Items listed in a dataset:
◆ ◆ ◆ ◆ ◆

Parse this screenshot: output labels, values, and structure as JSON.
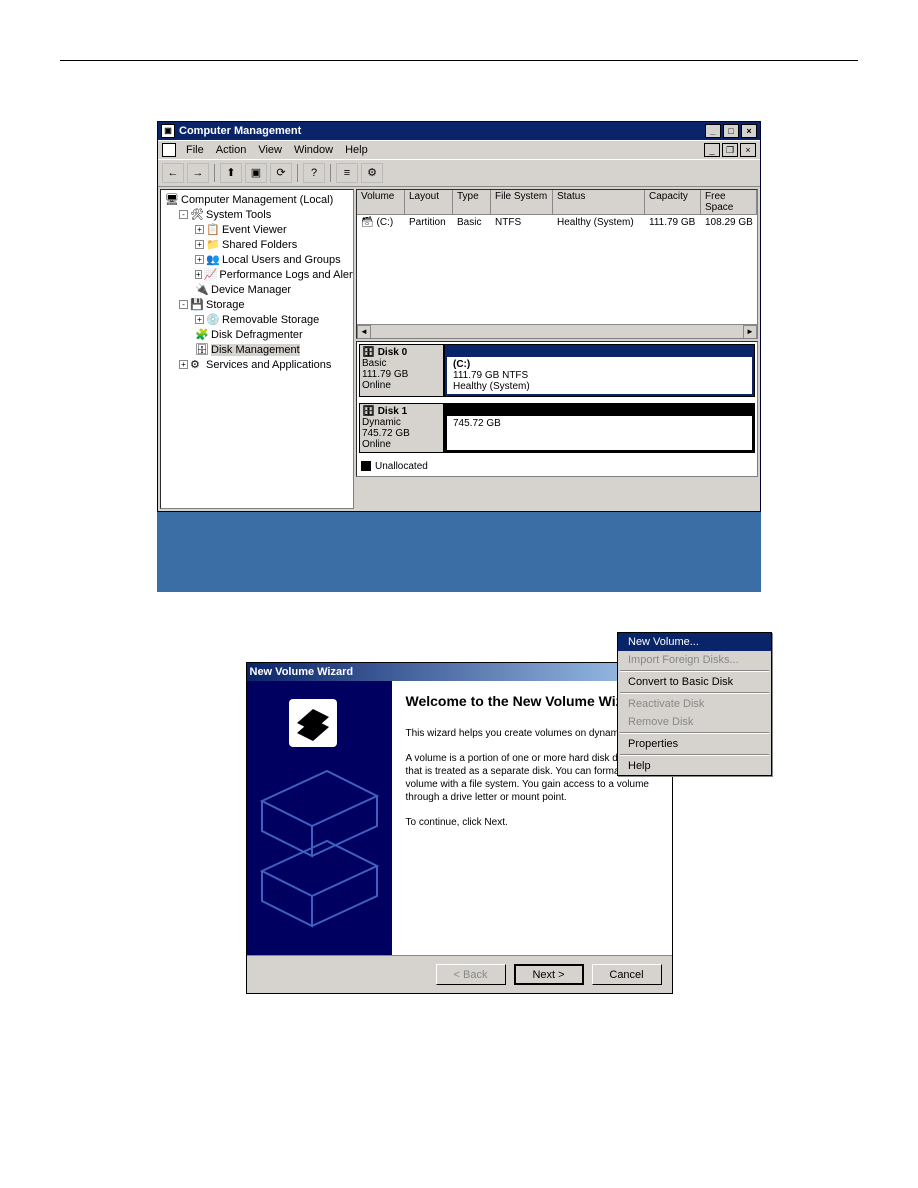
{
  "cm": {
    "title": "Computer Management",
    "menu": {
      "file": "File",
      "action": "Action",
      "view": "View",
      "window": "Window",
      "help": "Help"
    },
    "tree": {
      "root": "Computer Management (Local)",
      "system_tools": "System Tools",
      "event_viewer": "Event Viewer",
      "shared_folders": "Shared Folders",
      "local_users": "Local Users and Groups",
      "perf_logs": "Performance Logs and Alerts",
      "device_mgr": "Device Manager",
      "storage": "Storage",
      "removable": "Removable Storage",
      "defrag": "Disk Defragmenter",
      "diskmgmt": "Disk Management",
      "services": "Services and Applications"
    },
    "vol_headers": {
      "volume": "Volume",
      "layout": "Layout",
      "type": "Type",
      "fs": "File System",
      "status": "Status",
      "capacity": "Capacity",
      "free": "Free Space"
    },
    "vol_row": {
      "volume": "(C:)",
      "layout": "Partition",
      "type": "Basic",
      "fs": "NTFS",
      "status": "Healthy (System)",
      "capacity": "111.79 GB",
      "free": "108.29 GB"
    },
    "disk0": {
      "name": "Disk 0",
      "type": "Basic",
      "size": "111.79 GB",
      "state": "Online",
      "pname": "(C:)",
      "pdetail": "111.79 GB NTFS",
      "pstatus": "Healthy (System)"
    },
    "disk1": {
      "name": "Disk 1",
      "type": "Dynamic",
      "size": "745.72 GB",
      "state": "Online",
      "pdetail": "745.72 GB"
    },
    "legend": "Unallocated",
    "ctx": {
      "new_volume": "New Volume...",
      "import": "Import Foreign Disks...",
      "convert": "Convert to Basic Disk",
      "reactivate": "Reactivate Disk",
      "remove": "Remove Disk",
      "properties": "Properties",
      "help": "Help"
    }
  },
  "nvw": {
    "title": "New Volume Wizard",
    "heading": "Welcome to the New Volume Wizard",
    "p1": "This wizard helps you create volumes on dynamic disks.",
    "p2": "A volume is a portion of one or more hard disk drives that is treated as a separate disk. You can format a volume with a file system. You gain access to a volume through a drive letter or mount point.",
    "p3": "To continue, click Next.",
    "back": "< Back",
    "next": "Next >",
    "cancel": "Cancel"
  }
}
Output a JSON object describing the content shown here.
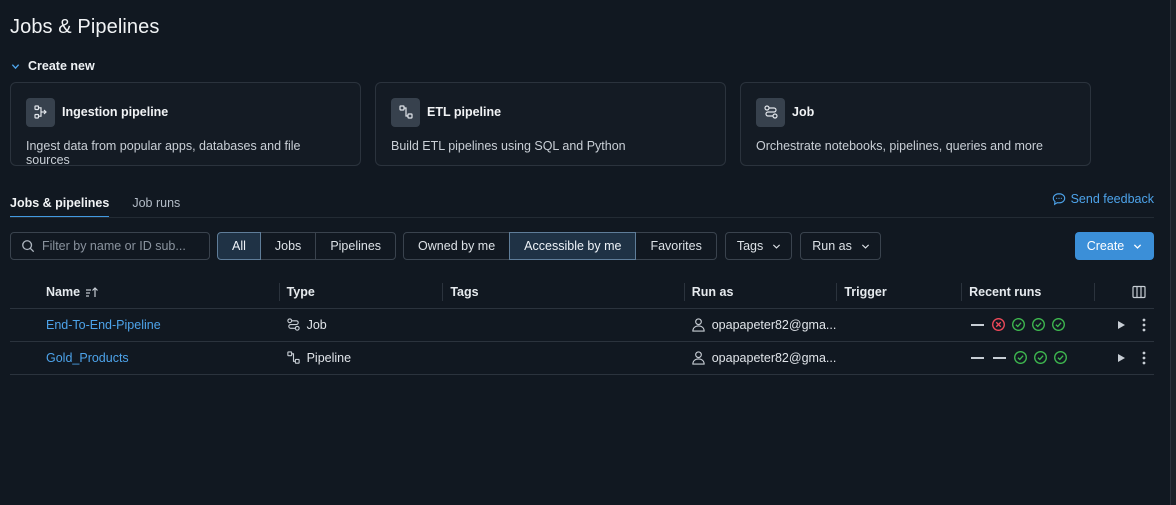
{
  "page": {
    "title": "Jobs & Pipelines"
  },
  "create_new": {
    "label": "Create new",
    "cards": [
      {
        "icon": "ingestion-pipeline-icon",
        "title": "Ingestion pipeline",
        "description": "Ingest data from popular apps, databases and file sources"
      },
      {
        "icon": "etl-pipeline-icon",
        "title": "ETL pipeline",
        "description": "Build ETL pipelines using SQL and Python"
      },
      {
        "icon": "job-icon",
        "title": "Job",
        "description": "Orchestrate notebooks, pipelines, queries and more"
      }
    ]
  },
  "tabs": [
    {
      "label": "Jobs & pipelines",
      "active": true
    },
    {
      "label": "Job runs",
      "active": false
    }
  ],
  "feedback": {
    "label": "Send feedback"
  },
  "filters": {
    "search_placeholder": "Filter by name or ID sub...",
    "type_options": [
      "All",
      "Jobs",
      "Pipelines"
    ],
    "type_selected": "All",
    "owner_options": [
      "Owned by me",
      "Accessible by me",
      "Favorites"
    ],
    "owner_selected": "Accessible by me",
    "tags_label": "Tags",
    "run_as_label": "Run as"
  },
  "create_button": {
    "label": "Create"
  },
  "table": {
    "columns": [
      "Name",
      "Type",
      "Tags",
      "Run as",
      "Trigger",
      "Recent runs"
    ],
    "rows": [
      {
        "name": "End-To-End-Pipeline",
        "type": "Job",
        "type_icon": "job-icon",
        "tags": "",
        "run_as": "opapapeter82@gma...",
        "trigger": "",
        "recent_runs": [
          "none",
          "failed",
          "success",
          "success",
          "success"
        ]
      },
      {
        "name": "Gold_Products",
        "type": "Pipeline",
        "type_icon": "pipeline-icon",
        "tags": "",
        "run_as": "opapapeter82@gma...",
        "trigger": "",
        "recent_runs": [
          "none",
          "none",
          "success",
          "success",
          "success"
        ]
      }
    ]
  },
  "colors": {
    "accent": "#3b8fd8",
    "link": "#4da3ea",
    "success": "#3fb950",
    "failed": "#f04a5a",
    "background": "#111821"
  }
}
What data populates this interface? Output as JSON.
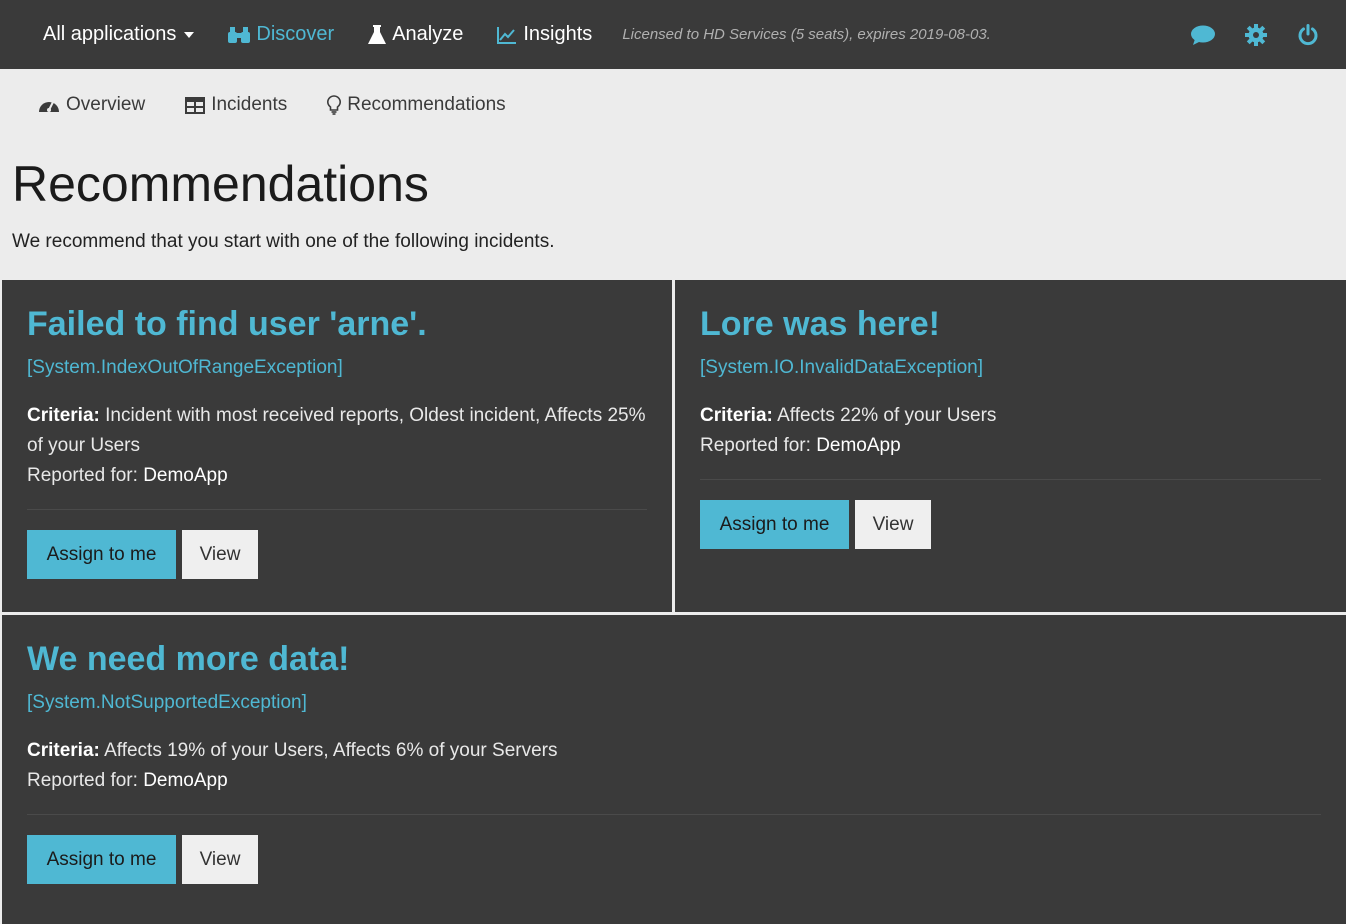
{
  "topnav": {
    "app_select": "All applications",
    "links": [
      {
        "label": "Discover",
        "icon": "binoculars-icon",
        "active": true
      },
      {
        "label": "Analyze",
        "icon": "flask-icon",
        "active": false
      },
      {
        "label": "Insights",
        "icon": "area-chart-icon",
        "active": false
      }
    ],
    "license": "Licensed to HD Services (5 seats), expires 2019-08-03.",
    "right_icons": [
      "chat-icon",
      "gear-icon",
      "power-icon"
    ]
  },
  "subnav": {
    "tabs": [
      {
        "label": "Overview",
        "icon": "dashboard-icon"
      },
      {
        "label": "Incidents",
        "icon": "table-icon"
      },
      {
        "label": "Recommendations",
        "icon": "lightbulb-icon"
      }
    ]
  },
  "page": {
    "title": "Recommendations",
    "subtitle": "We recommend that you start with one of the following incidents."
  },
  "cards": [
    {
      "title": "Failed to find user 'arne'.",
      "exception": "[System.IndexOutOfRangeException]",
      "criteria_label": "Criteria:",
      "criteria": "Incident with most received reports, Oldest incident, Affects 25% of your Users",
      "reported_label": "Reported for:",
      "app": "DemoApp",
      "assign_label": "Assign to me",
      "view_label": "View"
    },
    {
      "title": "Lore was here!",
      "exception": "[System.IO.InvalidDataException]",
      "criteria_label": "Criteria:",
      "criteria": "Affects 22% of your Users",
      "reported_label": "Reported for:",
      "app": "DemoApp",
      "assign_label": "Assign to me",
      "view_label": "View"
    },
    {
      "title": "We need more data!",
      "exception": "[System.NotSupportedException]",
      "criteria_label": "Criteria:",
      "criteria": "Affects 19% of your Users, Affects 6% of your Servers",
      "reported_label": "Reported for:",
      "app": "DemoApp",
      "assign_label": "Assign to me",
      "view_label": "View"
    }
  ],
  "colors": {
    "accent": "#4fb8d3",
    "nav_bg": "#3a3a3a",
    "page_bg": "#ececec"
  }
}
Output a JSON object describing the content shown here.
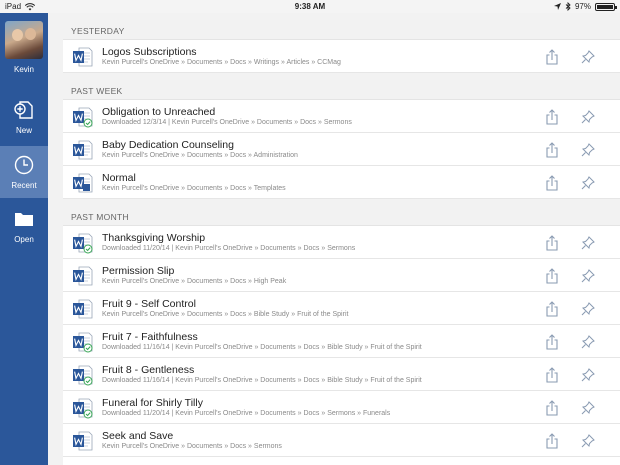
{
  "status_bar": {
    "device": "iPad",
    "time": "9:38 AM",
    "battery": "97%",
    "battery_level": 0.97
  },
  "sidebar": {
    "user_name": "Kevin",
    "items": [
      {
        "label": "New",
        "icon": "new-document-icon"
      },
      {
        "label": "Recent",
        "icon": "clock-icon",
        "active": true
      },
      {
        "label": "Open",
        "icon": "folder-icon"
      }
    ]
  },
  "sections": [
    {
      "header": "YESTERDAY",
      "files": [
        {
          "title": "Logos Subscriptions",
          "subtitle": "Kevin Purcell's OneDrive » Documents » Docs » Writings » Articles » CCMag",
          "synced": false
        }
      ]
    },
    {
      "header": "PAST WEEK",
      "files": [
        {
          "title": "Obligation to Unreached",
          "subtitle": "Downloaded 12/3/14 | Kevin Purcell's OneDrive » Documents » Docs » Sermons",
          "synced": true
        },
        {
          "title": "Baby Dedication Counseling",
          "subtitle": "Kevin Purcell's OneDrive » Documents » Docs » Administration",
          "synced": false
        },
        {
          "title": "Normal",
          "subtitle": "Kevin Purcell's OneDrive » Documents » Docs » Templates",
          "synced": false,
          "template": true
        }
      ]
    },
    {
      "header": "PAST MONTH",
      "files": [
        {
          "title": "Thanksgiving Worship",
          "subtitle": "Downloaded 11/20/14 | Kevin Purcell's OneDrive » Documents » Docs » Sermons",
          "synced": true
        },
        {
          "title": "Permission Slip",
          "subtitle": "Kevin Purcell's OneDrive » Documents » Docs » High Peak",
          "synced": false
        },
        {
          "title": "Fruit 9 - Self Control",
          "subtitle": "Kevin Purcell's OneDrive » Documents » Docs » Bible Study » Fruit of the Spirit",
          "synced": false
        },
        {
          "title": "Fruit 7 - Faithfulness",
          "subtitle": "Downloaded 11/16/14 | Kevin Purcell's OneDrive » Documents » Docs » Bible Study » Fruit of the Spirit",
          "synced": true
        },
        {
          "title": "Fruit 8 - Gentleness",
          "subtitle": "Downloaded 11/16/14 | Kevin Purcell's OneDrive » Documents » Docs » Bible Study » Fruit of the Spirit",
          "synced": true
        },
        {
          "title": "Funeral for Shirly Tilly",
          "subtitle": "Downloaded 11/20/14 | Kevin Purcell's OneDrive » Documents » Docs » Sermons » Funerals",
          "synced": true
        },
        {
          "title": "Seek and Save",
          "subtitle": "Kevin Purcell's OneDrive » Documents » Docs » Sermons",
          "synced": false
        }
      ]
    }
  ],
  "colors": {
    "sidebar": "#2b579a",
    "sidebar_active": "#5b7fb6",
    "word_blue": "#2b579a",
    "sync_green": "#3aa757"
  }
}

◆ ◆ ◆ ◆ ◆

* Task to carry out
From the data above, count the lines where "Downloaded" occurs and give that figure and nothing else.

* Completed exercise
5